What to produce: Please write out every record below exactly as it stands.
==== Materials provided ====
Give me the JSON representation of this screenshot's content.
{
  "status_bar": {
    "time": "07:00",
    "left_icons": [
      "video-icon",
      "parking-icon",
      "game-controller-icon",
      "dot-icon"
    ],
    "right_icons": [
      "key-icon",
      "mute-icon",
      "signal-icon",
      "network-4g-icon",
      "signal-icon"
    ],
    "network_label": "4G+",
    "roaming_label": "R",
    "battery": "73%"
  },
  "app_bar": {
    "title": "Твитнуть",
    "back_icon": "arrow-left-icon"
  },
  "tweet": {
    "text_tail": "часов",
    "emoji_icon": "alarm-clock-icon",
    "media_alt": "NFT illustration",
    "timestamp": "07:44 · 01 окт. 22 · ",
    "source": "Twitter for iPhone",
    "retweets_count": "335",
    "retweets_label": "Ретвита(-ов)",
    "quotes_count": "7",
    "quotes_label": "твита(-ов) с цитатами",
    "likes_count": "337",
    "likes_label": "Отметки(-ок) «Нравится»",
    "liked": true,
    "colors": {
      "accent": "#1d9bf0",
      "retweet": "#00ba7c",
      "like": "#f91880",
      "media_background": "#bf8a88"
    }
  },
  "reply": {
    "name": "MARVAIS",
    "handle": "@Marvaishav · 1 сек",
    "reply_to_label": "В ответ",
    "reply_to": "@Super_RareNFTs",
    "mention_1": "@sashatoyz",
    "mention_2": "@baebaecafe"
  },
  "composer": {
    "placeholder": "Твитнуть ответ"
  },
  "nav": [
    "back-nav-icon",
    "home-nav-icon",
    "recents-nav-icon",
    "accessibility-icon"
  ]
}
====
Result for this task:
Give me the JSON representation of this screenshot's content.
{
  "status_bar": {
    "time": "07:00",
    "left_icons": [
      "video-icon",
      "parking-icon",
      "game-controller-icon",
      "dot-icon"
    ],
    "right_icons": [
      "key-icon",
      "mute-icon",
      "signal-icon",
      "network-4g-icon",
      "signal-icon"
    ],
    "network_label": "4G+",
    "roaming_label": "R",
    "battery": "73%"
  },
  "app_bar": {
    "title": "Твитнуть",
    "back_icon": "arrow-left-icon"
  },
  "tweet": {
    "text_tail": "часов",
    "emoji_icon": "alarm-clock-icon",
    "media_alt": "NFT illustration",
    "timestamp": "07:44 · 01 окт. 22 · ",
    "source": "Twitter for iPhone",
    "retweets_count": "335",
    "retweets_label": "Ретвита(-ов)",
    "quotes_count": "7",
    "quotes_label": "твита(-ов) с цитатами",
    "likes_count": "337",
    "likes_label": "Отметки(-ок) «Нравится»",
    "liked": true,
    "colors": {
      "accent": "#1d9bf0",
      "retweet": "#00ba7c",
      "like": "#f91880",
      "media_background": "#bf8a88"
    }
  },
  "reply": {
    "name": "MARVAIS",
    "handle": "@Marvaishav · 1 сек",
    "reply_to_label": "В ответ",
    "reply_to": "@Super_RareNFTs",
    "mention_1": "@sashatoyz",
    "mention_2": "@baebaecafe"
  },
  "composer": {
    "placeholder": "Твитнуть ответ"
  },
  "nav": [
    "back-nav-icon",
    "home-nav-icon",
    "recents-nav-icon",
    "accessibility-icon"
  ]
}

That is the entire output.